After a race, drivers are required to attend sponsors meetings and appearances, media interviews and more fan interactions before heading to their teams for debrief sessions on the day’s race performance.

How Much do NASCAR Team Members Make?

A NASCAR Cup Series Pit Crew member earns from $80,000 to $120,000 per season, while engineers and specialists can earn from $150,000 to $250,000 per season. While salaries of specific team members are difficult to determine.

How Much do NASCAR Teams Make?

NASCAR racing isn’t a cheap sport. To compete at NASCAR’s top-tier Cup Series, NASCAR teams spend a reported $400,000 per race week for a season expenditure of $15 million. As these costs are eye-wateringly high, NASCAR teams need to generate funds through sponsorship deals and race winnings. For winning the coveted Daytona 500, NASCAR teams will walk away with a $2 million paycheck.

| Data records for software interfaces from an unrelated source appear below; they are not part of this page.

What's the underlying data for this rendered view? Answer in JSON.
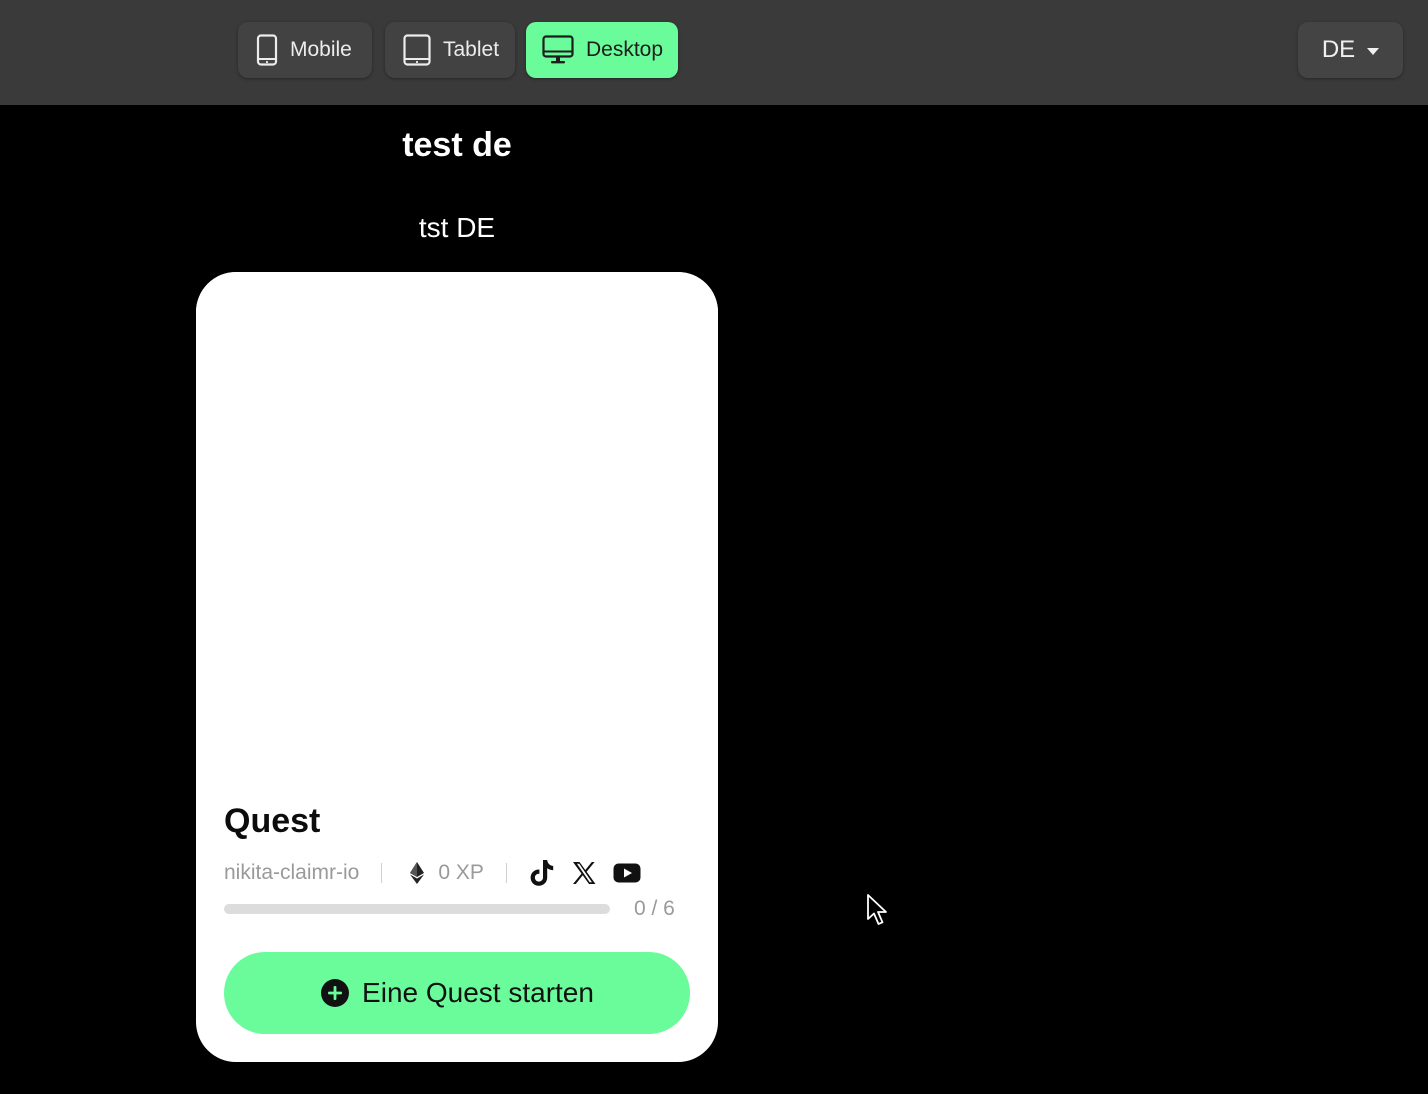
{
  "toolbar": {
    "devices": [
      {
        "label": "Mobile",
        "icon": "mobile-phone-icon",
        "active": false
      },
      {
        "label": "Tablet",
        "icon": "tablet-icon",
        "active": false
      },
      {
        "label": "Desktop",
        "icon": "desktop-monitor-icon",
        "active": true
      }
    ],
    "language": {
      "label": "DE",
      "icon": "caret-down-icon"
    }
  },
  "page": {
    "title": "test de",
    "subtitle": "tst DE"
  },
  "quest_card": {
    "title": "Quest",
    "author": "nikita-claimr-io",
    "xp": "0 XP",
    "xp_icon": "ethereum-icon",
    "social_icons": [
      "tiktok-icon",
      "x-icon",
      "youtube-icon"
    ],
    "progress": {
      "completed": 0,
      "total": 6,
      "label": "0 / 6"
    },
    "start_button": {
      "label": "Eine Quest starten",
      "icon": "plus-circle-icon"
    }
  },
  "colors": {
    "accent": "#6afc9a",
    "toolbar_bg": "#3a3a3a",
    "page_bg": "#000000",
    "card_bg": "#ffffff",
    "muted_text": "#9a9a9a"
  }
}
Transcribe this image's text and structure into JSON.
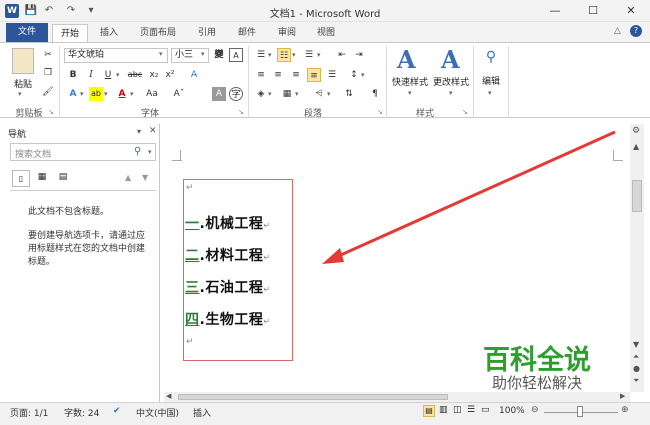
{
  "window": {
    "title": "文档1 - Microsoft Word",
    "app_icon": "W"
  },
  "quick_access": {
    "save": "💾",
    "undo": "↶",
    "redo": "↷",
    "customize": "▾"
  },
  "tabs": [
    {
      "label": "文件"
    },
    {
      "label": "开始"
    },
    {
      "label": "插入"
    },
    {
      "label": "页面布局"
    },
    {
      "label": "引用"
    },
    {
      "label": "邮件"
    },
    {
      "label": "审阅"
    },
    {
      "label": "视图"
    }
  ],
  "ribbon": {
    "clipboard": {
      "paste_label": "粘贴",
      "group_label": "剪贴板"
    },
    "font": {
      "font_name": "华文琥珀",
      "font_size": "小三",
      "group_label": "字体"
    },
    "paragraph": {
      "group_label": "段落"
    },
    "styles": {
      "quick_styles_label": "快速样式",
      "change_styles_label": "更改样式",
      "group_label": "样式"
    },
    "editing": {
      "label": "编辑"
    }
  },
  "nav": {
    "title": "导航",
    "search_placeholder": "搜索文档",
    "empty_line1": "此文档不包含标题。",
    "empty_line2": "要创建导航选项卡，请通过应用标题样式在您的文档中创建标题。"
  },
  "document": {
    "headings": [
      {
        "number": "一",
        "text": "机械工程"
      },
      {
        "number": "二",
        "text": "材料工程"
      },
      {
        "number": "三",
        "text": "石油工程"
      },
      {
        "number": "四",
        "text": "生物工程"
      }
    ]
  },
  "status": {
    "page": "页面: 1/1",
    "words": "字数: 24",
    "language": "中文(中国)",
    "mode": "插入",
    "zoom": "100%"
  },
  "watermark": {
    "line1": "百科全说",
    "line2": "助你轻松解决"
  }
}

While prize monies don’t pay for all the bills, NASCAR teams depend on sponsors not for success but for survival. With a number of sponsors for each car team, each contribution goes a long way to paying salaries, repairing and replacing parts, developing race cars for more performance, and the day-to-day functions of the team organization.

Do NASCAR Teams Have the Same Sponsors?

Basically, there are three tiers of NASCAR sponsorship: contingency sponsors; associate sponsors and primary sponsors. Furthermore, sponsors are able to support at different levels of NASCAR too: at series and race track/event level, team level and driver level.

Sponsoring a NASCAR team is similar to other professional sports, where sponsors attain rights to the use of logos, team members and are considered “Official Partners” of the team. These are the stickers you’ll see spread over the individual race cars.

Large, successful team organizations might have multiple sponsors for each of their car teams, while smaller teams might share sponsors across their car teams. Sponsorship money ranges from product support (such as items ranging from tires to engine lubricants) to approximately $40 million per season. This is a sport to rival any successful business.

NASCAR Funny Sponsor Moments